Just as many animals do, we humans communicate a lot of information with our eyes. Some among us, for one reason or another, do not pay attention to this valuable source of interpersonal information. By not looking at another’s eyes much of what is being ‘said’ is lost. Whether this failure to make eye contact is due to insufficient arousal in the brain, shyness, fear, etc. , the bottom line is that a chance for a more complete understanding with another person or animal can’t happen without it. In a group setting, failure to scan eyes and accompanying facial expressions can result in a real lack of understanding about what’s going on. Those who do not routinely read the eyes of others may feel disconnected, confused and alone. They can be shocked by things they could have seencoming. Being social creatures, this is a very real problem. It is very difficult to make and keep friends without tapping into this valuable source of communication.
Working with animals and observing their nonverbal behaviors can help develop the skills needed to notice and readeye language.
In watching animals communicate with each other, clients can witness the power of what is not being spoken. Learning something by watching others is called Observational Learning. Now how perfect is that!
Just checking to see if the awesome threesome were still willing to spend some time together, we reunited Wedowee with Oslo and Moxie.
( There are now 4 rabbits but the two babies were fast asleep in their parent’s house located in the corner of the room)
The video, produced by Ethan Meckle, is just too, too heartwarming! See for yourself.
Our little chick Wedowee was not accepted by her Mother so we decided to see if she
would like to spend some time with our two very sweet dwarf rabbits Oslo and Moxie.
You can’t begin to believe what happened!! You’ll love this inter-species get together!
Cole Daniel is one of our barn cats who is beloved by many; especially by Saryn Lauzon and her son Ethan who have decided to sponsor this lucky boy!
Cole Daniel’s life has taken a dramatic turn upward since being hit by a car and delivered to the Brattlebor Vet Clinic by the police. At the Brattleboro Clinic he was loving cared for by Drs. Boardman and Sorton as well as by the support staff. Saryn is one of the clinic’s support staff. It was Saryn who brought Cole Daniel’s situation to my attention. Her gentle but persistent reminders about this playful young cat who had yet to find a permanent home were initially brushed off thinking that eventually, someone would decide to take him, after all, we already have 4 barn cats. As time passed and no one had adopted him, Saryn’s persistence hit its mark. With broad smiles, Saryn and her son Ethan arrived with Cole Daniel in tow. As if arranging his placement here was not enough, they have taken their devotion to this quirky, friendly and playful little guy one step further by deciding to continue their support of his future well-being by sponsoring Cole Daniel Bolo!!!.

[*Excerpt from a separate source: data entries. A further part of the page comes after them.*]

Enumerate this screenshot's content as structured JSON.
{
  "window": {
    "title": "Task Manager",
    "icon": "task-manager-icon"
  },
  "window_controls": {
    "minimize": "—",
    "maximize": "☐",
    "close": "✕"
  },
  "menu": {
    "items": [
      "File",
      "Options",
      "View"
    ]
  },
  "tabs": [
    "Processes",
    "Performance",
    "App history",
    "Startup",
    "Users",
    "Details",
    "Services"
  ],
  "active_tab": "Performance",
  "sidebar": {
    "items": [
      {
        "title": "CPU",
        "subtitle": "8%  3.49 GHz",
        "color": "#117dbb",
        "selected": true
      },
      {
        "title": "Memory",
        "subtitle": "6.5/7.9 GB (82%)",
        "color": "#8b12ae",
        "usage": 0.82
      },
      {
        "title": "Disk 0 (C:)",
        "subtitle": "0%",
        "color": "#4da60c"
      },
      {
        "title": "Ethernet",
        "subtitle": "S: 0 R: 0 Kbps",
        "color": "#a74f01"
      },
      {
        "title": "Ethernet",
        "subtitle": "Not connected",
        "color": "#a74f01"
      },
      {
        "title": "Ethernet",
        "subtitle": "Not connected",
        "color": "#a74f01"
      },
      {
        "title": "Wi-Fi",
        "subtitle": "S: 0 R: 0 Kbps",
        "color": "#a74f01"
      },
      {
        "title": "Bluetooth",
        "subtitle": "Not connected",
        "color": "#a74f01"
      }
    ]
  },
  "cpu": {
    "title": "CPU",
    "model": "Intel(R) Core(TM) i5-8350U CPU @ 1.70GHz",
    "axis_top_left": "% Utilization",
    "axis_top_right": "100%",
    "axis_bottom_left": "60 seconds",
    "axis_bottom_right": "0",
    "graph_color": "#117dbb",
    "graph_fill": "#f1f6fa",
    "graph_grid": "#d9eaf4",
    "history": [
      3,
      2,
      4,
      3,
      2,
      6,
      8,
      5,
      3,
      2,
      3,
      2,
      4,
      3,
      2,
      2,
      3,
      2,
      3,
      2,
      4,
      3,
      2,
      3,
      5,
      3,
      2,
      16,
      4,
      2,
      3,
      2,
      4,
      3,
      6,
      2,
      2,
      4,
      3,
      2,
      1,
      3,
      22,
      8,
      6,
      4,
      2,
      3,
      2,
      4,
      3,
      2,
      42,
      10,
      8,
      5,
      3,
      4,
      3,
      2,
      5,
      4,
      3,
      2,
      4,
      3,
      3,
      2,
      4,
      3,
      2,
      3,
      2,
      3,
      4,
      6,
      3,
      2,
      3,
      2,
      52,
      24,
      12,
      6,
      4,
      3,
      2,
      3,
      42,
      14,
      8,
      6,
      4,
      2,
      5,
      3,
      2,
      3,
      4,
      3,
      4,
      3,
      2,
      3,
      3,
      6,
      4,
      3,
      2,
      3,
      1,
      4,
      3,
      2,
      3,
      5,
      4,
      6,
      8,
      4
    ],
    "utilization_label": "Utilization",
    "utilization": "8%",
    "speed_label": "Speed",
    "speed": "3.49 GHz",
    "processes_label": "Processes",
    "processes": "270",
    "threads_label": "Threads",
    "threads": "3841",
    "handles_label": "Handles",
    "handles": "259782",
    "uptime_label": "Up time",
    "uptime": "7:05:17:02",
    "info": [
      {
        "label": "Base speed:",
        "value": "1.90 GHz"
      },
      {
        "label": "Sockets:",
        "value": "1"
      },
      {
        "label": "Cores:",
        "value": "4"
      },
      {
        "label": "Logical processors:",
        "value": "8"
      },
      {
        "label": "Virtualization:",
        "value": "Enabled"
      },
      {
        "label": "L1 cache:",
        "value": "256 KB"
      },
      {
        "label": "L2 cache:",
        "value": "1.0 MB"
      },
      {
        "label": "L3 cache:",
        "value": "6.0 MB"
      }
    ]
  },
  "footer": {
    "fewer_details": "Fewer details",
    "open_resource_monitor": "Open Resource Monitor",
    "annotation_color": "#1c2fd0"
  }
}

A huge Thank You Saryn and Ethan!
Sophia, our lovely donkey and Moxie, our lop eared rabbit have been chosen for sponsorship by Lightlife Foods ! We are thrilled as Lightlife enjoys a reputation for support of environmental stewardship and overall responsible practices. Their commitment to the humane treatment of animals makes this sponsorship a very special one for Farming Connections. Please take the time to check out the Lightlife Foods website at: http://www.lightlife.com.
Pictures of these two lucky farm residents have been sent to Rachael Collins at Lightlife who plans to put pictures up so everyone there can keep tabs on their special new friends. Updates will be sent periodically so a real feeling of connectedness can develop. Here’s hoping that some of the Lightlife staff will come out to meet Duncan and Sophia in person.
Thank you so much Lightlife for helping to take care of these two precious farm animals. We are honored.
Sophia and young friend:
With help from volunteers Cam, Paula, Elizabeth, Maya and Steven, the entire duck family was moved to their new quarters. Much is still to be done but getting the entire flock back together was our number one priority and that was accomplished. We celebrate this step towards our goal of a welcoming, duck friendly area that will keep ducks safe and healthy while allowing visitors to watch their duckishly [sic} hilarious antics.
Steven Streeter donated his strength and know how to make the most difficult aspects of this move possible. Thanks Steven! and a big thank you to everyone else who pitched in to improve the lives of a small flock of ducks. Awesome.